I wish I could say I spent the time between being prescribed testosterone and actually getting the testosterone in some kind of humble, mindful, contemplative, equanimity. I didn’t. I was a walking bag of anxious irritation. Hey, I’m nothing if not consistent. I spent those weeks cantankerous and dyspeptic, feeling more than a wee bit sorry for myself. I tried meditating, chanting and praying. All to no avail. The disquiet in my mind only pullulating (how’s that for a good word Kris?). My friend Sharon labeled that inner turmoil *the committee*. I think I’ve written about *the committee* before. Whenever the angst in her mind became bedlam Sharon would stop herself and say out loud, “Hold on, the committee is meeting and making it very difficult for me to focus.” That brief interruption and acknowledgement allowed her to breathe, giving her the opportunity to grab hold of the reigns of her emotional state. I have used Sharon’s method for decades. Stopping to breathe and labeling the discomposure in my heart and soul has helped me immensely.
Ram Dass has similarly acknowledged this phenomenon of inner turmoil. It’s funny, I remember my initial introduction to Ram Dass. I wanted to hate him. He seemed like so many other entitled wealthy white guys, flippant about rules and casual about co-opting anything he so desired. He was born a Jew, but became a self-appointed, unapologetic Buddhist-HindJew-Christian. He didn’t seem to care that there were conflicting ideals within each of the faith doctrines he was subsuming. He felt free to take what he pleased and discard the rest without the slightest hesitation or interest in confirmation from anyone else. Fascinating. I sometimes wish for that kind of authority of self.
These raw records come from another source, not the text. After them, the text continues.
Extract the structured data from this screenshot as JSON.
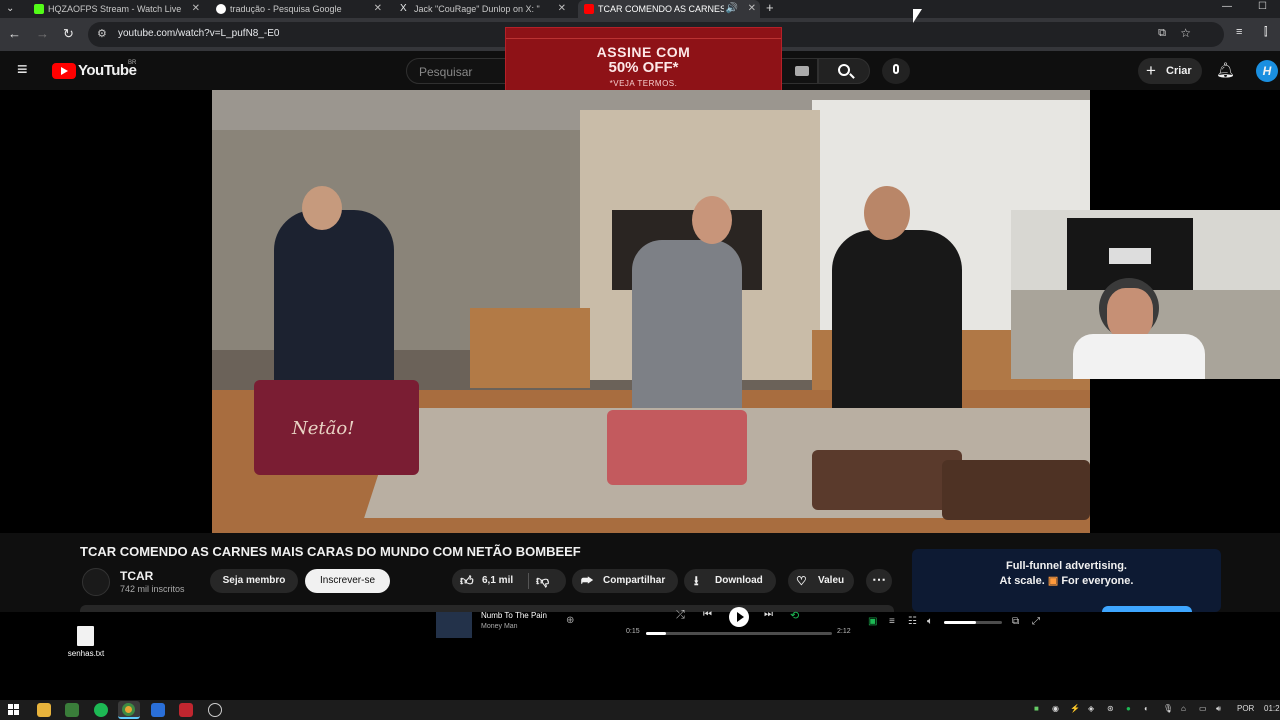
{
  "browser": {
    "tabs": [
      {
        "title": "HQZAOFPS Stream - Watch Live",
        "icon_color": "#53fc18"
      },
      {
        "title": "tradução - Pesquisa Google",
        "icon_color": "#ffffff"
      },
      {
        "title": "Jack \"CouRage\" Dunlop on X: \"",
        "icon_color": "#e7e9ea"
      },
      {
        "title": "TCAR COMENDO AS CARNES",
        "icon_color": "#ff0000"
      }
    ],
    "new_tab_symbol": "+",
    "url": "youtube.com/watch?v=L_pufN8_-E0"
  },
  "youtube": {
    "logo_text": "YouTube",
    "region": "BR",
    "search_placeholder": "Pesquisar",
    "create_label": "Criar",
    "avatar_letter": "H"
  },
  "ad_banner": {
    "headline_1": "ASSINE COM",
    "headline_2": "50% OFF*",
    "subtext": "*VEJA TERMOS."
  },
  "video": {
    "title": "TCAR COMENDO AS CARNES MAIS CARAS DO MUNDO COM NETÃO BOMBEEF",
    "channel_name": "TCAR",
    "subscribers": "742 mil inscritos",
    "member_label": "Seja membro",
    "subscribe_label": "Inscrever-se",
    "likes": "6,1 mil",
    "share_label": "Compartilhar",
    "download_label": "Download",
    "thanks_label": "Valeu",
    "bag_text": "Netão!"
  },
  "side_ad": {
    "line1": "Full-funnel advertising.",
    "line2": "At scale.",
    "line3": "For everyone."
  },
  "desktop": {
    "file_label": "senhas.txt"
  },
  "spotify": {
    "track": "Numb To The Pain",
    "artist": "Money Man",
    "elapsed": "0:15",
    "duration": "2:12",
    "progress": 0.11,
    "volume": 0.55
  },
  "taskbar": {
    "language": "POR",
    "clock": "01:2"
  },
  "colors": {
    "youtube_red": "#ff0000",
    "spotify_green": "#1db954",
    "ad_red": "#8e1217"
  }
}
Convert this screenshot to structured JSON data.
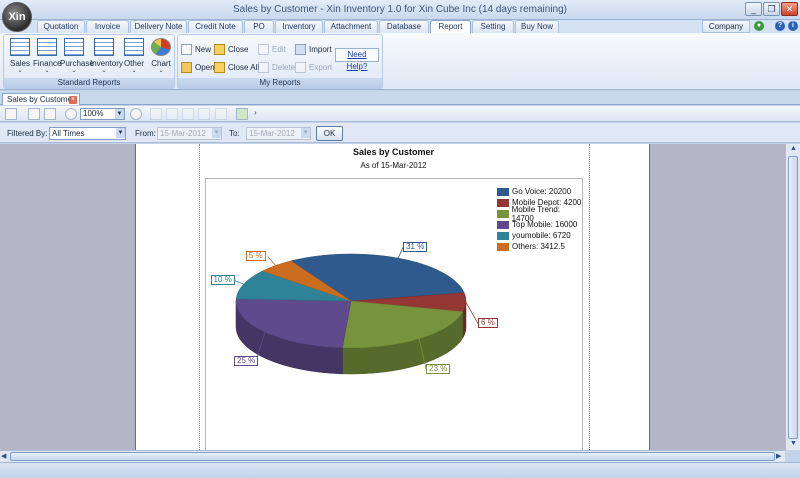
{
  "window": {
    "title": "Sales by Customer - Xin Inventory 1.0 for Xin Cube Inc (14 days remaining)",
    "orb_label": "Xin"
  },
  "tabs": [
    {
      "label": "Quotation"
    },
    {
      "label": "Invoice"
    },
    {
      "label": "Delivery Note"
    },
    {
      "label": "Credit Note"
    },
    {
      "label": "PO"
    },
    {
      "label": "Inventory"
    },
    {
      "label": "Attachment"
    },
    {
      "label": "Database"
    },
    {
      "label": "Report"
    },
    {
      "label": "Setting"
    },
    {
      "label": "Buy Now"
    }
  ],
  "active_tab": "Report",
  "company_label": "Company",
  "ribbon": {
    "standard_reports": {
      "label": "Standard Reports",
      "buttons": [
        {
          "label": "Sales"
        },
        {
          "label": "Finance"
        },
        {
          "label": "Purchase"
        },
        {
          "label": "Inventory"
        },
        {
          "label": "Other"
        },
        {
          "label": "Chart"
        }
      ]
    },
    "my_reports": {
      "label": "My Reports",
      "new": "New",
      "open": "Open",
      "close": "Close",
      "close_all": "Close All",
      "edit": "Edit",
      "delete": "Delete",
      "import": "Import",
      "export": "Export"
    },
    "help": "Need Help?"
  },
  "document_tab": "Sales by Customer",
  "toolbar": {
    "zoom": "100%"
  },
  "filter": {
    "filtered_by_label": "Filtered By:",
    "filtered_by_value": "All Times",
    "from_label": "From:",
    "from_value": "15-Mar-2012",
    "to_label": "To:",
    "to_value": "15-Mar-2012",
    "ok_label": "OK"
  },
  "report": {
    "title": "Sales by Customer",
    "subtitle": "As of 15-Mar-2012"
  },
  "colors": {
    "go_voice": "#2e5a8e",
    "mobile_depot": "#943634",
    "mobile_trend": "#77933c",
    "top_mobile": "#5f4a8b",
    "youmobile": "#2f8399",
    "others": "#cc6c1f"
  },
  "chart_data": {
    "type": "pie",
    "categories": [
      "Go Voice",
      "Mobile Depot",
      "Mobile Trend",
      "Top Mobile",
      "youmobile",
      "Others"
    ],
    "values": [
      20200,
      4200,
      14700,
      16000,
      6720,
      3412.5
    ],
    "legend": [
      "Go Voice: 20200",
      "Mobile Depot: 4200",
      "Mobile Trend: 14700",
      "Top Mobile: 16000",
      "youmobile: 6720",
      "Others: 3412.5"
    ],
    "data_labels": [
      "31 %",
      "6 %",
      "23 %",
      "25 %",
      "10 %",
      "5 %"
    ],
    "title": "Sales by Customer",
    "legend_position": "top-right"
  }
}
Even with those initial feelings about Ram Dass, I eventually became a devotee. One of the things I learned from him was to not become a connoisseur of clay feet – focusing only on the foibles of another. Everyone has shortcomings. And everyone, even with those shortcomings, has a message, is a teacher. While I still feel that in some ways he will always be a wealthy, white, cis-male, his deepest desires come from a place of love. His intentions are simply to embody love and live as love. No easy feat if you’ve ever tried it.
I actually loved how Ram Dass talked about what he calls his *neurosis* (what Sharon and I might call *the committee*). He described them as big awful overpowering thoughts that prevented him, in various ways, from living a contented life. He tried drugs and meditation, gurus and therapists, ashrams and academia to try and rid himself of these demons. When an interviewer asked how he had conquered them he simply laughed and said that he hadn’t. He proceeded (laughing) to explain that he still possessed each and every one of the neurosis he began with. He went on to say that while at once they were big huge scary monsters, he now experienced them as “little shmoos who came for tea”.
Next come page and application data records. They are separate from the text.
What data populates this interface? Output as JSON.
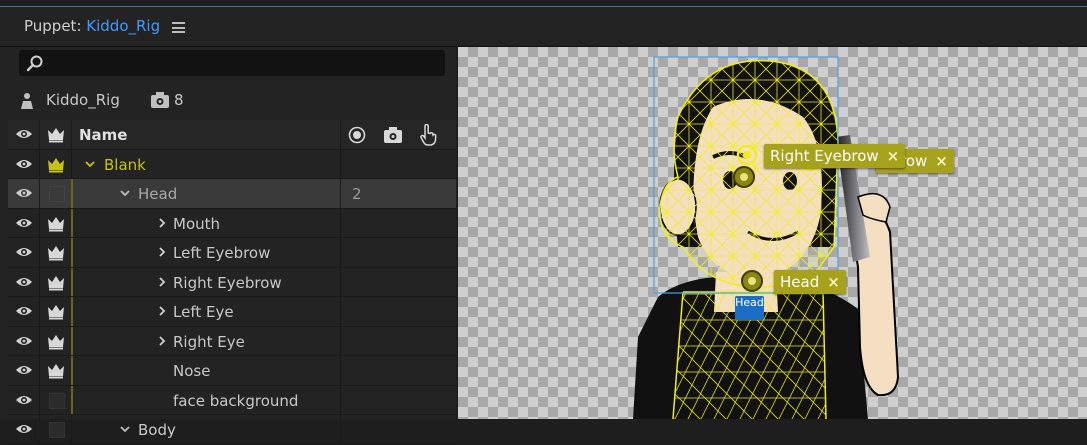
{
  "panel": {
    "title_prefix": "Puppet: ",
    "title_rig": "Kiddo_Rig",
    "search_placeholder": ""
  },
  "rig": {
    "name": "Kiddo_Rig",
    "camera_count": "8"
  },
  "table": {
    "header_name": "Name",
    "rows": [
      {
        "label": "Blank",
        "indent": 1,
        "expanded": true,
        "crown": "yellow",
        "num": ""
      },
      {
        "label": "Head",
        "indent": 2,
        "expanded": true,
        "crown": "none",
        "num": "2"
      },
      {
        "label": "Mouth",
        "indent": 3,
        "expanded": false,
        "crown": "white",
        "num": ""
      },
      {
        "label": "Left Eyebrow",
        "indent": 3,
        "expanded": false,
        "crown": "white",
        "num": ""
      },
      {
        "label": "Right Eyebrow",
        "indent": 3,
        "expanded": false,
        "crown": "white",
        "num": ""
      },
      {
        "label": "Left Eye",
        "indent": 3,
        "expanded": false,
        "crown": "white",
        "num": ""
      },
      {
        "label": "Right Eye",
        "indent": 3,
        "expanded": false,
        "crown": "white",
        "num": ""
      },
      {
        "label": "Nose",
        "indent": 3,
        "expanded": null,
        "crown": "white",
        "num": ""
      },
      {
        "label": "face background",
        "indent": 3,
        "expanded": null,
        "crown": "none",
        "num": ""
      },
      {
        "label": "Body",
        "indent": 2,
        "expanded": true,
        "crown": "none",
        "num": ""
      }
    ]
  },
  "canvas": {
    "tag_right_eyebrow": "Right Eyebrow",
    "tag_behind_suffix": "row",
    "tag_head": "Head",
    "head_marker": "Head",
    "close_glyph": "×"
  },
  "colors": {
    "accent_blue": "#3d9bff",
    "tag_yellow": "#a7a21c",
    "mesh_yellow": "#f2ee1a"
  }
}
As I wallowed through my irritation and burgeoning anger at the height of the testosterone debacle, I decided to try the Ram Dass method. I was sitting in my office literally stewing in the juices of despair, mired in misery, head in hands, a veritable hot mess. I looked up and said to the fetid air around me, “Oh hello little shmoo of suffering. What can I do for you?” The wave of embarrassment was at first unsettling. Nevertheless, I persisted (wink). Suffering didn’t answer, but gave way to a spark of sadness. I took a deep breath and tried again. “Hey, what’s up sorrow?” I felt sort of, well, stupid. But I have to admit, I noticed a slight shift, a subtle difference. Acknowledging and naming my feelings has generally given me pause to reflect, offering the possibly to manage those feelings. But talking to my feelings as if they were separate from me, actually gave me something else. Distance.
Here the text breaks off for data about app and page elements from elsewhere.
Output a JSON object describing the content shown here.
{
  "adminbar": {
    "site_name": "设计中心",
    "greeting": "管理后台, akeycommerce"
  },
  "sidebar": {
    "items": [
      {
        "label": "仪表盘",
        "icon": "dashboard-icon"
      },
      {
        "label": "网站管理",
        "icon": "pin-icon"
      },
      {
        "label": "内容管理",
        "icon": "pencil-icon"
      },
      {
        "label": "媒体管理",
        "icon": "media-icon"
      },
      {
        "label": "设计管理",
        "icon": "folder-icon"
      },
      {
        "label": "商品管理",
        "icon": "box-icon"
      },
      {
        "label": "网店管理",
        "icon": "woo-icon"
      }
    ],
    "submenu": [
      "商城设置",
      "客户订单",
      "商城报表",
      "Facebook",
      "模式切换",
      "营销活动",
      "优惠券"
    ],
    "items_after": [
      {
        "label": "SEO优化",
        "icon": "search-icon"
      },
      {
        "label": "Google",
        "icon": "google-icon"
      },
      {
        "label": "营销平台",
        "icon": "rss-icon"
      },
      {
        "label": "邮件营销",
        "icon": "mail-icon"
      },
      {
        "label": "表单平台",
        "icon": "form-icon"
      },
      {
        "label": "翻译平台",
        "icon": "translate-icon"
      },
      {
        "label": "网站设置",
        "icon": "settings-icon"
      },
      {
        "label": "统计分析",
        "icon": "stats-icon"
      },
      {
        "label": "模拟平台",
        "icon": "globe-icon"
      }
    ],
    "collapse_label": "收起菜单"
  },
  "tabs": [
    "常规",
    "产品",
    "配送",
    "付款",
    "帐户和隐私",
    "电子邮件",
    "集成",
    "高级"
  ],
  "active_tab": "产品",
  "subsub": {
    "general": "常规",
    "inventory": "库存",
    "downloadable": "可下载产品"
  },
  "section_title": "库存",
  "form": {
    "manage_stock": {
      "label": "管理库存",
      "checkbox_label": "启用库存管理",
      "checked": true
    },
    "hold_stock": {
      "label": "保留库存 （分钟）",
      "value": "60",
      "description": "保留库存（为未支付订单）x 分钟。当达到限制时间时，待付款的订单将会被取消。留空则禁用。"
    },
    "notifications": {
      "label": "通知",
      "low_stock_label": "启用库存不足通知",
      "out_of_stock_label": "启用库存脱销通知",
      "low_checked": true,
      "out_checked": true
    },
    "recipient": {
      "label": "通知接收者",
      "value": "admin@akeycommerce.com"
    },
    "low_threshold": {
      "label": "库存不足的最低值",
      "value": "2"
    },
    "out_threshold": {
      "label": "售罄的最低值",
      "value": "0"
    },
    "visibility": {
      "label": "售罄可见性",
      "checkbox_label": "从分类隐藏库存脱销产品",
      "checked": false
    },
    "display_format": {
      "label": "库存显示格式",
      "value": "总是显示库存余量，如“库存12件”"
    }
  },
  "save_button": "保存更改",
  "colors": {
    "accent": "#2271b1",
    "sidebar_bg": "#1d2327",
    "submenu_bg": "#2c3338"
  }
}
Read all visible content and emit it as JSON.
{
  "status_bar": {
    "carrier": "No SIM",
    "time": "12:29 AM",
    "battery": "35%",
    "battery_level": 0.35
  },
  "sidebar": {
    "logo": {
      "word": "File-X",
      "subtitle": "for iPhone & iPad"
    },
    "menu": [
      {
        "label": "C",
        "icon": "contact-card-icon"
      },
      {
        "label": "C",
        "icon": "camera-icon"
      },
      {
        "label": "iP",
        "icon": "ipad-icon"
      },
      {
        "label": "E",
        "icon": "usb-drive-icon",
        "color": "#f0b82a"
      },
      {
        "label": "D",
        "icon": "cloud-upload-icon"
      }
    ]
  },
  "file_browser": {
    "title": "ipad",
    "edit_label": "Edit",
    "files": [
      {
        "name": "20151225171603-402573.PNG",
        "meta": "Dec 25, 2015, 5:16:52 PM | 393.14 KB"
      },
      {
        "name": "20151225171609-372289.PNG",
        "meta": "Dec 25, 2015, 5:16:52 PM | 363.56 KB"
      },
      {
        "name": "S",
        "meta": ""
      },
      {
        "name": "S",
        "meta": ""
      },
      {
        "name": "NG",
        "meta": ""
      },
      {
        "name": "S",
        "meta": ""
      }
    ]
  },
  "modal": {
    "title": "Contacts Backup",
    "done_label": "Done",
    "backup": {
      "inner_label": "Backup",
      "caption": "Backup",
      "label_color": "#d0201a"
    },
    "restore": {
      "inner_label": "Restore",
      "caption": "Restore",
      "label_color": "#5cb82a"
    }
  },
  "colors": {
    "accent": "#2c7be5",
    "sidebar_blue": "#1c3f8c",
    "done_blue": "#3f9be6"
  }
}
From this perspective I was able to see and feel the feelings with a bit more space, more breathing room as it might be. It also provided me with options. Instead of having to manage my emotions in the moment, head on, I found I had choices. The shmoos were coming for tea, but that didn’t mean I needed to let them in right then and there. Or I could let them in, but I did not have to brew the tea. Or I could let them in and brew the tea, but put it in a to-go cup. And even if I let them in and brewed the tea and served it at my table, I need not sit down with them. It was very empowering really. And rather than raging against the shmoos, I was able to feel some compassion for them.
The shmoos didn’t actually stay for tea that day. Instead of spending my time blockading the door against them, I busied myself setting the table to welcome them. Perhaps they weren’t so very big after all.